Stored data
■ ■ ■ ■ ■
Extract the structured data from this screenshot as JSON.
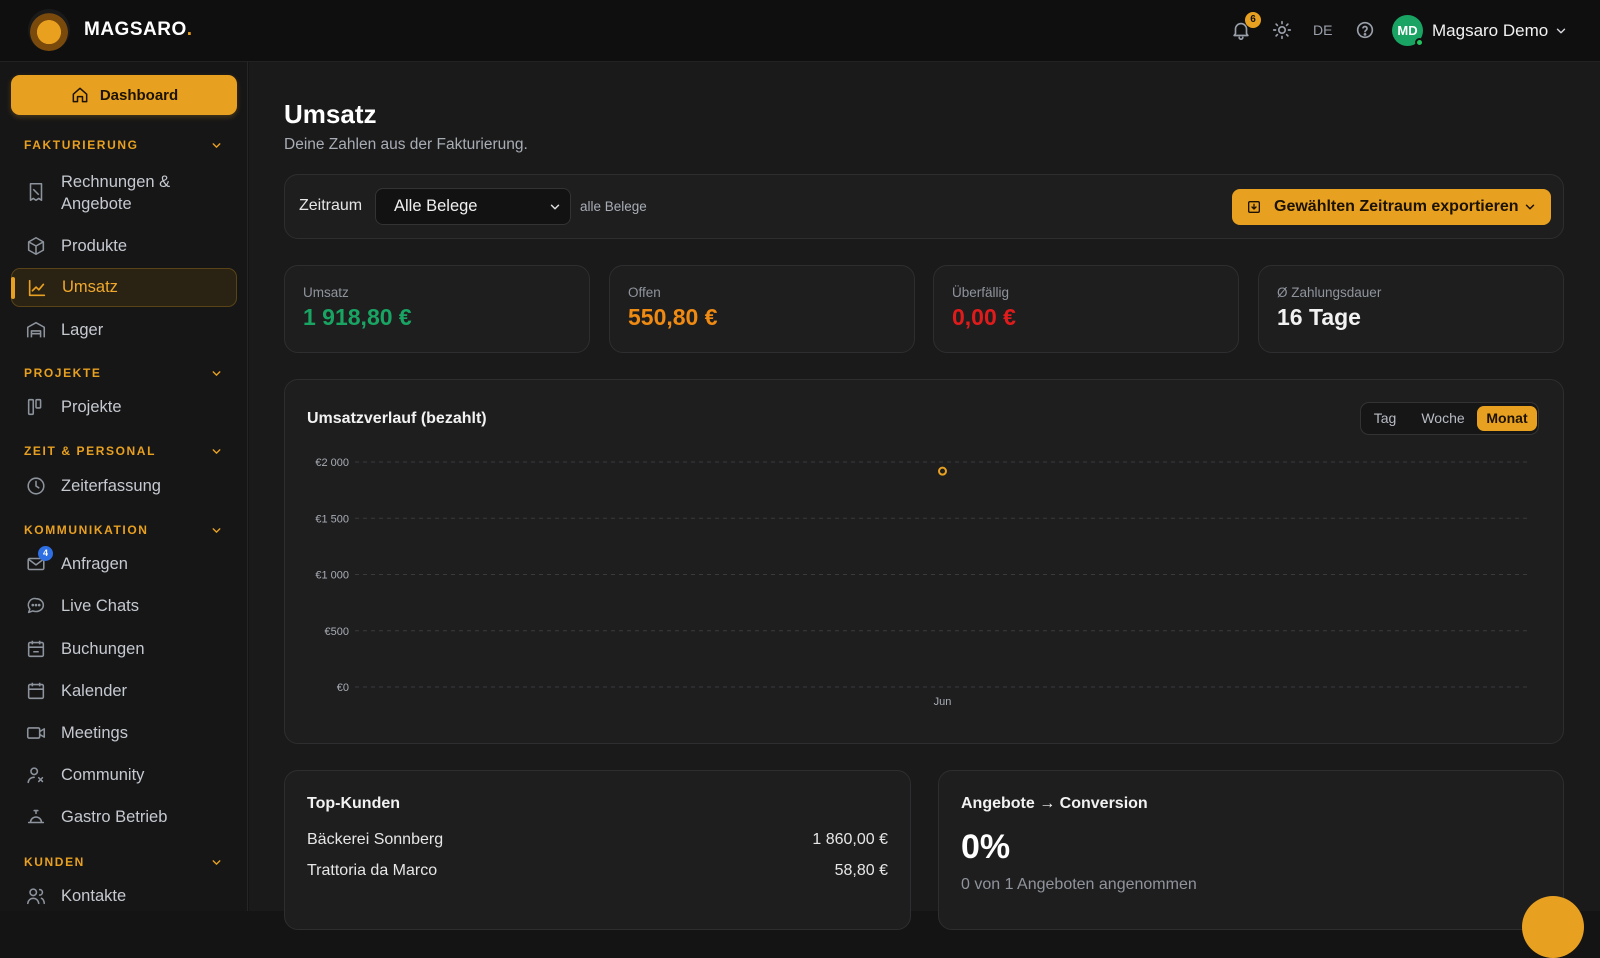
{
  "brand": {
    "name": "MAGSARO",
    "dot": "."
  },
  "topbar": {
    "notification_count": "6",
    "language": "DE",
    "avatar_initials": "MD",
    "user_name": "Magsaro Demo"
  },
  "sidebar": {
    "dashboard_label": "Dashboard",
    "sections": {
      "fakturierung": "FAKTURIERUNG",
      "projekte": "PROJEKTE",
      "zeit": "ZEIT & PERSONAL",
      "kommunikation": "KOMMUNIKATION",
      "kunden": "KUNDEN"
    },
    "items": {
      "rechnungen": [
        "Rechnungen &",
        "Angebote"
      ],
      "produkte": "Produkte",
      "umsatz": "Umsatz",
      "lager": "Lager",
      "projekte": "Projekte",
      "zeiterfassung": "Zeiterfassung",
      "anfragen": "Anfragen",
      "anfragen_badge": "4",
      "livechats": "Live Chats",
      "buchungen": "Buchungen",
      "kalender": "Kalender",
      "meetings": "Meetings",
      "community": "Community",
      "gastro": "Gastro Betrieb",
      "kontakte": "Kontakte"
    }
  },
  "page": {
    "title": "Umsatz",
    "subtitle": "Deine Zahlen aus der Fakturierung."
  },
  "filter": {
    "label": "Zeitraum",
    "selected": "Alle Belege",
    "hint": "alle Belege",
    "export_label": "Gewählten Zeitraum exportieren"
  },
  "kpis": [
    {
      "label": "Umsatz",
      "value": "1 918,80 €",
      "color": "#19a463"
    },
    {
      "label": "Offen",
      "value": "550,80 €",
      "color": "#ef8a12"
    },
    {
      "label": "Überfällig",
      "value": "0,00 €",
      "color": "#e01b1b"
    },
    {
      "label": "Ø Zahlungsdauer",
      "value": "16 Tage",
      "color": "#f2f2f2"
    }
  ],
  "chart": {
    "title": "Umsatzverlauf (bezahlt)",
    "toggle": [
      "Tag",
      "Woche",
      "Monat"
    ],
    "active_toggle": "Monat"
  },
  "chart_data": {
    "type": "line",
    "x": [
      "Jun"
    ],
    "series": [
      {
        "values": [
          1918.8
        ]
      }
    ],
    "ylim": [
      0,
      2000
    ],
    "yticks": [
      0,
      500,
      1000,
      1500,
      2000
    ],
    "ytick_labels": [
      "€0",
      "€500",
      "€1 000",
      "€1 500",
      "€2 000"
    ],
    "grid": true,
    "color": "#e8a020"
  },
  "top_kunden": {
    "title": "Top-Kunden",
    "rows": [
      {
        "name": "Bäckerei Sonnberg",
        "value": "1 860,00 €"
      },
      {
        "name": "Trattoria da Marco",
        "value": "58,80 €"
      }
    ]
  },
  "conversion": {
    "title": "Angebote → Conversion",
    "percent": "0%",
    "detail": "0 von 1 Angeboten angenommen"
  }
}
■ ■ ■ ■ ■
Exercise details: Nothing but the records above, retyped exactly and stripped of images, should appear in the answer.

Written answer:
Extract the structured data from this screenshot as JSON.
{
  "brand": {
    "name": "MAGSARO",
    "dot": "."
  },
  "topbar": {
    "notification_count": "6",
    "language": "DE",
    "avatar_initials": "MD",
    "user_name": "Magsaro Demo"
  },
  "sidebar": {
    "dashboard_label": "Dashboard",
    "sections": {
      "fakturierung": "FAKTURIERUNG",
      "projekte": "PROJEKTE",
      "zeit": "ZEIT & PERSONAL",
      "kommunikation": "KOMMUNIKATION",
      "kunden": "KUNDEN"
    },
    "items": {
      "rechnungen": [
        "Rechnungen &",
        "Angebote"
      ],
      "produkte": "Produkte",
      "umsatz": "Umsatz",
      "lager": "Lager",
      "projekte": "Projekte",
      "zeiterfassung": "Zeiterfassung",
      "anfragen": "Anfragen",
      "anfragen_badge": "4",
      "livechats": "Live Chats",
      "buchungen": "Buchungen",
      "kalender": "Kalender",
      "meetings": "Meetings",
      "community": "Community",
      "gastro": "Gastro Betrieb",
      "kontakte": "Kontakte"
    }
  },
  "page": {
    "title": "Umsatz",
    "subtitle": "Deine Zahlen aus der Fakturierung."
  },
  "filter": {
    "label": "Zeitraum",
    "selected": "Alle Belege",
    "hint": "alle Belege",
    "export_label": "Gewählten Zeitraum exportieren"
  },
  "kpis": [
    {
      "label": "Umsatz",
      "value": "1 918,80 €",
      "color": "#19a463"
    },
    {
      "label": "Offen",
      "value": "550,80 €",
      "color": "#ef8a12"
    },
    {
      "label": "Überfällig",
      "value": "0,00 €",
      "color": "#e01b1b"
    },
    {
      "label": "Ø Zahlungsdauer",
      "value": "16 Tage",
      "color": "#f2f2f2"
    }
  ],
  "chart": {
    "title": "Umsatzverlauf (bezahlt)",
    "toggle": [
      "Tag",
      "Woche",
      "Monat"
    ],
    "active_toggle": "Monat"
  },
  "chart_data": {
    "type": "line",
    "x": [
      "Jun"
    ],
    "series": [
      {
        "values": [
          1918.8
        ]
      }
    ],
    "ylim": [
      0,
      2000
    ],
    "yticks": [
      0,
      500,
      1000,
      1500,
      2000
    ],
    "ytick_labels": [
      "€0",
      "€500",
      "€1 000",
      "€1 500",
      "€2 000"
    ],
    "grid": true,
    "color": "#e8a020"
  },
  "top_kunden": {
    "title": "Top-Kunden",
    "rows": [
      {
        "name": "Bäckerei Sonnberg",
        "value": "1 860,00 €"
      },
      {
        "name": "Trattoria da Marco",
        "value": "58,80 €"
      }
    ]
  },
  "conversion": {
    "title": "Angebote → Conversion",
    "percent": "0%",
    "detail": "0 von 1 Angeboten angenommen"
  }
}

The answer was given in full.